Which Joe gave his name to ‘sloppy joes’? We look at five interesting sandwiches and their lexical origins.
A makeshift, improvised structure or arrangement.
- ‘Dr. Fought describes how both air forces concluded that expeditionary, air forces and a lash-up of the combined/joint force air component commander and combined air operations center provided the right structure.’
- ‘This lash-up, especially with its unfortunate geographical proximity to MacArthur's forces, set out a dual challenge for Ghormley: coordination of his own land- and sea-based air forces and coordination between theater commands.’
- ‘Davis was expressing scepticism as early as the Mistaken Identity public meeting in May (speeches available here), where he also displayed a commendable grasp of the database lash-up the Government currently presides over.’
- ‘We've plans still brewing for a permanent catio rather than the temporary lash-up we put together just before the summer settled in, and I'm determined there shall be a fountain.’
- ‘They also tend to be heavy family and clan lash-ups.’
- ‘Kelsey and Lockheed realized that the brakes would be good for only one or two landings with this emergency lash-up.’
- ‘It does have full HEP pass-through, so it could be the third unit in a three-unit lash-up.’

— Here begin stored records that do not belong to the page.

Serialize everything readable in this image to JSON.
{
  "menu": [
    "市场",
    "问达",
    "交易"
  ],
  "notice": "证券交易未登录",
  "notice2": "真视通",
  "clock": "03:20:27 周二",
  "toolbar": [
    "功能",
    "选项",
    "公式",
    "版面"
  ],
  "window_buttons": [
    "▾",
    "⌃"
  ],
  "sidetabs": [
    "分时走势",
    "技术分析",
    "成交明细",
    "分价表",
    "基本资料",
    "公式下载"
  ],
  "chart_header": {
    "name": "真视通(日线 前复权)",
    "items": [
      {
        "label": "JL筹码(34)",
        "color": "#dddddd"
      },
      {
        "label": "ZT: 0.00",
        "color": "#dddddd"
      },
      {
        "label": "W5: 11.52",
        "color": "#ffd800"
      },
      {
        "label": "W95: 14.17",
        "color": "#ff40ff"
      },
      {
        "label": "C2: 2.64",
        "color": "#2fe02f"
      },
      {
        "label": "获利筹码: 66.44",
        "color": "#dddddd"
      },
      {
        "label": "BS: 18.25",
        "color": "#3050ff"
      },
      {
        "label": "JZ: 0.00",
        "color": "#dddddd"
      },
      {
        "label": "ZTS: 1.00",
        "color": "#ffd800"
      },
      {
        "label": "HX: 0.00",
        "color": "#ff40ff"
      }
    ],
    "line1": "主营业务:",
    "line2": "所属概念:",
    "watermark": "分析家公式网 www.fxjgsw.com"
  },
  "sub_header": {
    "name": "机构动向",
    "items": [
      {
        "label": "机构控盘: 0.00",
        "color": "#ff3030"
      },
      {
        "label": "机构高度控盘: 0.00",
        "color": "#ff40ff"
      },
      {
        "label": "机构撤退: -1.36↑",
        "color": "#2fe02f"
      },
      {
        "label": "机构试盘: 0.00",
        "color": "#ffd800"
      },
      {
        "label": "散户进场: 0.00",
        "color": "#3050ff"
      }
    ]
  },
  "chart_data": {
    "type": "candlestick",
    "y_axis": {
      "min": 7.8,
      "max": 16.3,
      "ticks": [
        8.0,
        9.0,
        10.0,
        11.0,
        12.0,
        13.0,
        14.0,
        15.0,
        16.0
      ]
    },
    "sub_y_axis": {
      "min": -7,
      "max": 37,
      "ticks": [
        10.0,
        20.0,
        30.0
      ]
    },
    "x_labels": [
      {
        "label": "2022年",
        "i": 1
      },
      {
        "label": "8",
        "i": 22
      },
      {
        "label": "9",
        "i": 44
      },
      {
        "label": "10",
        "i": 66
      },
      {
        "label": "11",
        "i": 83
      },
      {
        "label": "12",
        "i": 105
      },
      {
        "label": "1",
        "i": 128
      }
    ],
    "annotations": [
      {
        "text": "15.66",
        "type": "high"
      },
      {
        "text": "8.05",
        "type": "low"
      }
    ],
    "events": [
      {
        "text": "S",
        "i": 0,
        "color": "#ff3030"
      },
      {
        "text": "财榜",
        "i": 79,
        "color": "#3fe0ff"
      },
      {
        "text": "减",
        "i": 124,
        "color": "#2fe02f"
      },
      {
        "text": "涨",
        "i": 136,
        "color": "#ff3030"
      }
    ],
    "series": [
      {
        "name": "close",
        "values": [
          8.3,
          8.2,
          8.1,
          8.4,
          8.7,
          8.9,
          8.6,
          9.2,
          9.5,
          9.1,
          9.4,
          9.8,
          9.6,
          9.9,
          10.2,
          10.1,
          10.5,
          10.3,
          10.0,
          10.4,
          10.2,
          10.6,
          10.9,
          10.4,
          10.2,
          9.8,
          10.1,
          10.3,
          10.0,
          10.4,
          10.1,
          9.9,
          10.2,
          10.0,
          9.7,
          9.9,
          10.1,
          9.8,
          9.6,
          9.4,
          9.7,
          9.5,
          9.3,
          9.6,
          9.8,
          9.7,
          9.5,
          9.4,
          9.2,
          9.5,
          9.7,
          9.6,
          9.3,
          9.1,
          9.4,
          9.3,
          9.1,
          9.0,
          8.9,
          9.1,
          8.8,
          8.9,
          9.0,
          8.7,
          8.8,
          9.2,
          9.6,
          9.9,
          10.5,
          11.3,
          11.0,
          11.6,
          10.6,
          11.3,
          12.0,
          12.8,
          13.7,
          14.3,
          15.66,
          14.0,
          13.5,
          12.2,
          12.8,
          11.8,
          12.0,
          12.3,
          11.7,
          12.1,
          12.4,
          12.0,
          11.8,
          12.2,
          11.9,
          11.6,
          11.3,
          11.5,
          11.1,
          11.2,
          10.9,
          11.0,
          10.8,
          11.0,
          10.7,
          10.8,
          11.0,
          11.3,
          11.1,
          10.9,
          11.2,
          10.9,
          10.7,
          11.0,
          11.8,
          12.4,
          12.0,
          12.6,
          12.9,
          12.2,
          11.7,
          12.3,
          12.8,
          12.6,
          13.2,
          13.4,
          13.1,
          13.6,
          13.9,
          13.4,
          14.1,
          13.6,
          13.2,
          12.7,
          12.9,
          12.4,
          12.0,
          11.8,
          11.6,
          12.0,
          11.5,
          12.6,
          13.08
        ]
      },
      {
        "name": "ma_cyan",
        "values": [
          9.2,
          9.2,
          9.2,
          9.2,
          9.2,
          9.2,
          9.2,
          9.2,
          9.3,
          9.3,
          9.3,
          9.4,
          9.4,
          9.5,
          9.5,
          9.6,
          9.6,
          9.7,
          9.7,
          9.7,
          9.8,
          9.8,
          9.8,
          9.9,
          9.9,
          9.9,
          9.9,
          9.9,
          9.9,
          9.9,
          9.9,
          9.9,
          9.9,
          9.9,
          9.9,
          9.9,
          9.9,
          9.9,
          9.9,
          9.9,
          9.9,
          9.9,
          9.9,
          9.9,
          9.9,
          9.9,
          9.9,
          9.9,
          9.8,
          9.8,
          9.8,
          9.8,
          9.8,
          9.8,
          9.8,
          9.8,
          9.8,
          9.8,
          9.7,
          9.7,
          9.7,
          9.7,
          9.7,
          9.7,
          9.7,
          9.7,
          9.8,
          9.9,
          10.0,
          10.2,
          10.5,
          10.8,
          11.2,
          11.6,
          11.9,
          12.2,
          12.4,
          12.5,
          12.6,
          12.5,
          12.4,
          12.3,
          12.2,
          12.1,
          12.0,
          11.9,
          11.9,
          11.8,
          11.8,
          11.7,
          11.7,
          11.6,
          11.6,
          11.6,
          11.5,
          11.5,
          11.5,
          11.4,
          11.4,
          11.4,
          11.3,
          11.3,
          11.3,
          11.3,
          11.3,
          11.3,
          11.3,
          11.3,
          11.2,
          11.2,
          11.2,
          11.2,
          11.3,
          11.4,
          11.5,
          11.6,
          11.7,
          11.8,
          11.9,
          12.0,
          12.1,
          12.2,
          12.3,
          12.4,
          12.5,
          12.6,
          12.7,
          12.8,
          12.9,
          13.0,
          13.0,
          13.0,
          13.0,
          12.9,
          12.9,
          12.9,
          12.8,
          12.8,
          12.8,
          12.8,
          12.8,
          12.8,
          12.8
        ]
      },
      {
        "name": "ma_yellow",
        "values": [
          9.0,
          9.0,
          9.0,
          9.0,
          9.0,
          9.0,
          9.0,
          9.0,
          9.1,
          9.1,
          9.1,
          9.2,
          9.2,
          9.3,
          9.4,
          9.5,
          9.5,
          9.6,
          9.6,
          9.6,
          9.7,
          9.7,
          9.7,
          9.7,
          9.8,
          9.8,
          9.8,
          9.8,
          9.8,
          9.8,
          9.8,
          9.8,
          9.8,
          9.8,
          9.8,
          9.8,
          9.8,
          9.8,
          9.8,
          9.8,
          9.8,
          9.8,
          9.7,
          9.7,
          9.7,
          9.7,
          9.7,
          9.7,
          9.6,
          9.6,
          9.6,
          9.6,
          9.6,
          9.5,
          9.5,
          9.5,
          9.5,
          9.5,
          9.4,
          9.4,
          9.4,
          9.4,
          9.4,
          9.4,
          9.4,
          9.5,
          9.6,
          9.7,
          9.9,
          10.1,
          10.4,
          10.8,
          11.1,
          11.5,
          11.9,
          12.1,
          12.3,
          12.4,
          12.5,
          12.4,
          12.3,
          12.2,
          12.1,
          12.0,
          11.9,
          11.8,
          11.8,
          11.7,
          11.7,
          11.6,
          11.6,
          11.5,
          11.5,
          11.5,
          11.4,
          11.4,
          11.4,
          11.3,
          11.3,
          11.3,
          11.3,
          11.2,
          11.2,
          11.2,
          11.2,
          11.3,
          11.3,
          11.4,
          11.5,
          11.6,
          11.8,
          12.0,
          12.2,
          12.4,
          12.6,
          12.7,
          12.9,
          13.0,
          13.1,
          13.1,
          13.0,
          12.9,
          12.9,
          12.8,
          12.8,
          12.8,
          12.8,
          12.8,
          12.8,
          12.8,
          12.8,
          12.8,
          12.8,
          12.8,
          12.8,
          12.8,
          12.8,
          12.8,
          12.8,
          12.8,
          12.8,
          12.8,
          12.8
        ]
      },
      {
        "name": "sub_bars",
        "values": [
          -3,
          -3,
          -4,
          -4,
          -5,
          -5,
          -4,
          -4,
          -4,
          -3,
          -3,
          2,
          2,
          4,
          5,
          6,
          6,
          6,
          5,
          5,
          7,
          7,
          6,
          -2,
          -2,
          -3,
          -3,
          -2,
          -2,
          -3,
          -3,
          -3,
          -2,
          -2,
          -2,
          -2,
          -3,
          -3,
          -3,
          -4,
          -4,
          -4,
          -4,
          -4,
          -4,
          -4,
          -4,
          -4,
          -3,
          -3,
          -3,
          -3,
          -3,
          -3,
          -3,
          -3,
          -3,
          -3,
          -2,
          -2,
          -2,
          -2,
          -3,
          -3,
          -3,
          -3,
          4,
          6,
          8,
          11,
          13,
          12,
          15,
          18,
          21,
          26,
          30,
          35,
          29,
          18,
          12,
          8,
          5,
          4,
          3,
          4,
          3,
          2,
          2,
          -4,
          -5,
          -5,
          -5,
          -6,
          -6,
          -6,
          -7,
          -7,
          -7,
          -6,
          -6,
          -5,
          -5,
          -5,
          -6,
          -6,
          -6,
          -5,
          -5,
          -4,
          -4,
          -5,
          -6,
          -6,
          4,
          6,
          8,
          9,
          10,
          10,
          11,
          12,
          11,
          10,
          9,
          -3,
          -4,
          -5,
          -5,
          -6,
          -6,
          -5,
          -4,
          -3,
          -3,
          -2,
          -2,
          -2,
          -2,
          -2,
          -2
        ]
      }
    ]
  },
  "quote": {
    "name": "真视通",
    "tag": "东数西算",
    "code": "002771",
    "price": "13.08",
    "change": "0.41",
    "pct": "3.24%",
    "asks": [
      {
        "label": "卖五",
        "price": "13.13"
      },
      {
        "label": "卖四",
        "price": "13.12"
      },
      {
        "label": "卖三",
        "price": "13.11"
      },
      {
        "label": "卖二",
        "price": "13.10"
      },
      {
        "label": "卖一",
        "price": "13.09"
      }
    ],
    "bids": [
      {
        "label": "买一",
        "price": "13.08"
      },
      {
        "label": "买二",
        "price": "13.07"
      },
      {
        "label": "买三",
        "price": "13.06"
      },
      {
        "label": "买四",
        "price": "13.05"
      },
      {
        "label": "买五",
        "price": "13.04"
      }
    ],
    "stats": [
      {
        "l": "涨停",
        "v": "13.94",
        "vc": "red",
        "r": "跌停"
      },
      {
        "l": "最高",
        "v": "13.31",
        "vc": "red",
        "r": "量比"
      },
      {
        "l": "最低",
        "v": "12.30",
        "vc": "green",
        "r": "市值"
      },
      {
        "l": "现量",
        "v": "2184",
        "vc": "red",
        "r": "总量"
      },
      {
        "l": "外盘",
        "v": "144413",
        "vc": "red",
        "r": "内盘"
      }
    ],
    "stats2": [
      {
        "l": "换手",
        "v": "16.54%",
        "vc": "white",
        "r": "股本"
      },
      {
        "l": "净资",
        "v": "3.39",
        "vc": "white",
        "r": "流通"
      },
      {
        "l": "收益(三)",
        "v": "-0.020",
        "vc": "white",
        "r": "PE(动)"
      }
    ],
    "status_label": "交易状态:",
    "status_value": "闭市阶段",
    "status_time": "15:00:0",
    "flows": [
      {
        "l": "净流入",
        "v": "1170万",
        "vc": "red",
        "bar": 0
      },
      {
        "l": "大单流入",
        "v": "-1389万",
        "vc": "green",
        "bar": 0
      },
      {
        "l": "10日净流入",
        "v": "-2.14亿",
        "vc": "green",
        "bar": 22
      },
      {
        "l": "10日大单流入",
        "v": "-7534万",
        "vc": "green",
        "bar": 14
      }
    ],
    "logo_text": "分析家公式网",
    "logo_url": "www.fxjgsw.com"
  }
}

We take a look at several popular, though confusing, punctuation marks.
From Afghanistan to Zimbabwe, discover surprising and intriguing language facts from around the globe.
The definitions of ‘buddy’ and ‘bro’ in the OED have recently been revised. We explore their history and increase in popularity.